## What to do
For the data below, please report each line where the word "date" is found.

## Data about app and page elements
━━━━━━━━━━━━━━━━━━━━

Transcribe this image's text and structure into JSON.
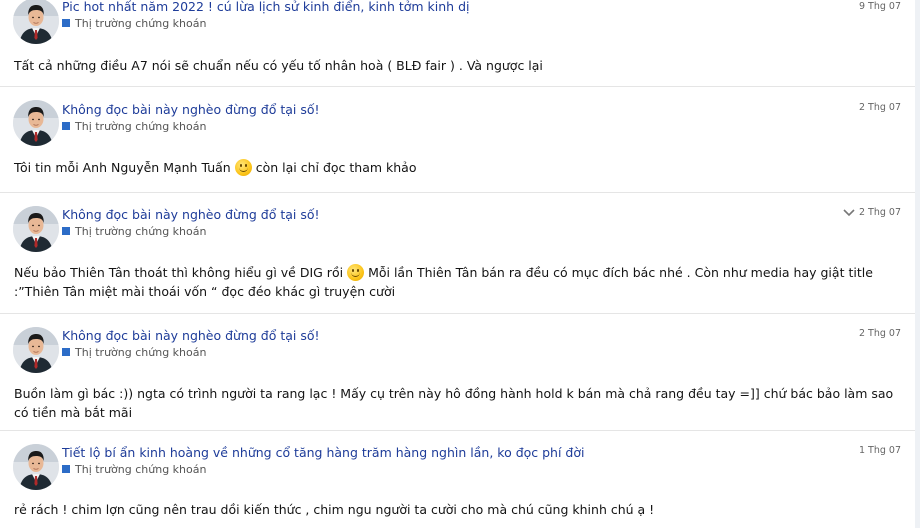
{
  "posts": [
    {
      "title": "Pic hot nhất năm 2022 ! cú lừa lịch sử kinh điển, kinh tởm kinh dị",
      "category": "Thị trường chứng khoán",
      "date": "9 Thg 07",
      "body_parts": [
        "Tất cả những điều A7 nói sẽ chuẩn nếu có yếu tố nhân hoà ( BLĐ fair ) . Và ngược lại"
      ]
    },
    {
      "title": "Không đọc bài này nghèo đừng đổ tại số!",
      "category": "Thị trường chứng khoán",
      "date": "2 Thg 07",
      "body_parts": [
        "Tôi tin mỗi Anh Nguyễn Mạnh Tuấn",
        "còn lại chỉ đọc tham khảo"
      ],
      "emoji": "smile-emoji"
    },
    {
      "title": "Không đọc bài này nghèo đừng đổ tại số!",
      "category": "Thị trường chứng khoán",
      "date": "2 Thg 07",
      "chevron": "chevron-down-icon",
      "body_parts": [
        "Nếu bảo Thiên Tân thoát thì không hiểu gì về DIG rồi",
        "Mỗi lần Thiên Tân bán ra đều có mục đích bác nhé . Còn như media hay giật title :”Thiên Tân miệt mài thoái vốn “ đọc đéo khác gì truyện cười"
      ],
      "emoji": "smile-emoji"
    },
    {
      "title": "Không đọc bài này nghèo đừng đổ tại số!",
      "category": "Thị trường chứng khoán",
      "date": "2 Thg 07",
      "body_parts": [
        "Buồn làm gì bác :)) ngta có trình người ta rang lạc ! Mấy cụ trên này hô đồng hành hold k bán mà chả rang đều tay =]] chứ bác bảo làm sao có tiền mà bắt mãi"
      ]
    },
    {
      "title": "Tiết lộ bí ẩn kinh hoàng về những cổ tăng hàng trăm hàng nghìn lần, ko đọc phí đời",
      "category": "Thị trường chứng khoán",
      "date": "1 Thg 07",
      "body_parts": [
        "rẻ rách ! chim lợn cũng nên trau dồi kiến thức , chim ngu người ta cười cho mà chú cũng khinh chú ạ !"
      ]
    }
  ],
  "colors": {
    "title": "#1e3c99",
    "category_marker": "#2c6cc7",
    "divider": "#e5e5e5"
  }
}
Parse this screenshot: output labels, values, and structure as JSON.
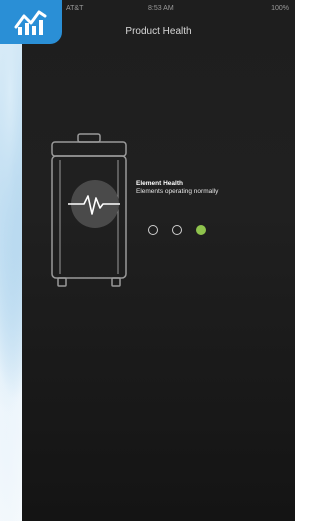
{
  "header": {
    "title": "Product Health"
  },
  "status_bar": {
    "carrier": "AT&T",
    "time": "8:53 AM",
    "battery": "100%"
  },
  "element_health": {
    "title": "Element Health",
    "subtitle": "Elements operating normally"
  },
  "indicators": [
    {
      "state": "inactive"
    },
    {
      "state": "inactive"
    },
    {
      "state": "active"
    }
  ],
  "colors": {
    "brand_badge": "#2a8fd6",
    "background": "#1e1e1e",
    "active_indicator": "#8fc34d"
  },
  "icons": {
    "logo": "chart-growth-icon",
    "device": "water-filter-device-icon",
    "pulse": "heartbeat-pulse-icon"
  }
}
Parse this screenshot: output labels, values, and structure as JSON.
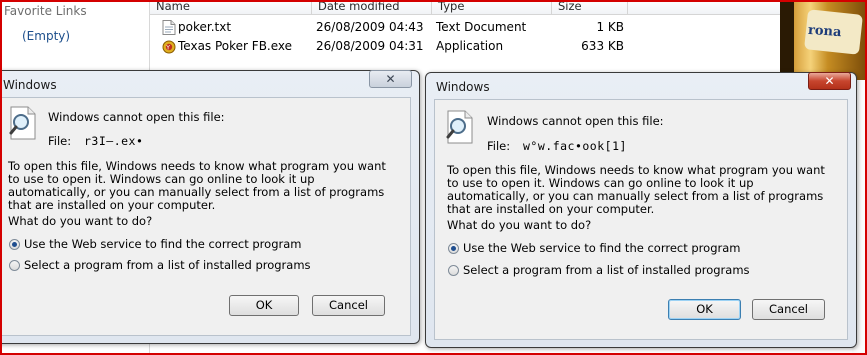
{
  "explorer": {
    "favorites_title": "Favorite Links",
    "favorites_empty": "(Empty)",
    "columns": {
      "name": "Name",
      "date": "Date modified",
      "type": "Type",
      "size": "Size"
    },
    "files": [
      {
        "name": "poker.txt",
        "date": "26/08/2009 04:43",
        "type": "Text Document",
        "size": "1 KB",
        "icon": "text-file-icon"
      },
      {
        "name": "Texas Poker FB.exe",
        "date": "26/08/2009 04:31",
        "type": "Application",
        "size": "633 KB",
        "icon": "poker-app-icon"
      }
    ],
    "bottle_label": "rona"
  },
  "dialog_left": {
    "title": "Windows",
    "heading": "Windows cannot open this file:",
    "file_label": "File:",
    "file_value": "r3I–.ex•",
    "description": "To open this file, Windows needs to know what program you want to use to open it.  Windows can go online to look it up automatically, or you can manually select from a list of programs that are installed on your computer.",
    "question": "What do you want to do?",
    "option_web": "Use the Web service to find the correct program",
    "option_list": "Select a program from a list of installed programs",
    "ok": "OK",
    "cancel": "Cancel",
    "close_glyph": "✕"
  },
  "dialog_right": {
    "title": "Windows",
    "heading": "Windows cannot open this file:",
    "file_label": "File:",
    "file_value": "w°w.fac•ook[1]",
    "description": "To open this file, Windows needs to know what program you want to use to open it.  Windows can go online to look it up automatically, or you can manually select from a list of programs that are installed on your computer.",
    "question": "What do you want to do?",
    "option_web": "Use the Web service to find the correct program",
    "option_list": "Select a program from a list of installed programs",
    "ok": "OK",
    "cancel": "Cancel",
    "close_glyph": "✕"
  },
  "colors": {
    "frame": "#d40000",
    "close_active": "#c7452e",
    "link": "#1d4f8c"
  }
}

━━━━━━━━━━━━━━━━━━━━

## Answer to the exercise
      "date": "9 Thg 07",
      "date": "2 Thg 07",
      "date": "2 Thg 07",
      "date": "2 Thg 07",
      "date": "1 Thg 07",
      "date": "Date modified",
        "date": "26/08/2009 04:43",
        "date": "26/08/2009 04:31",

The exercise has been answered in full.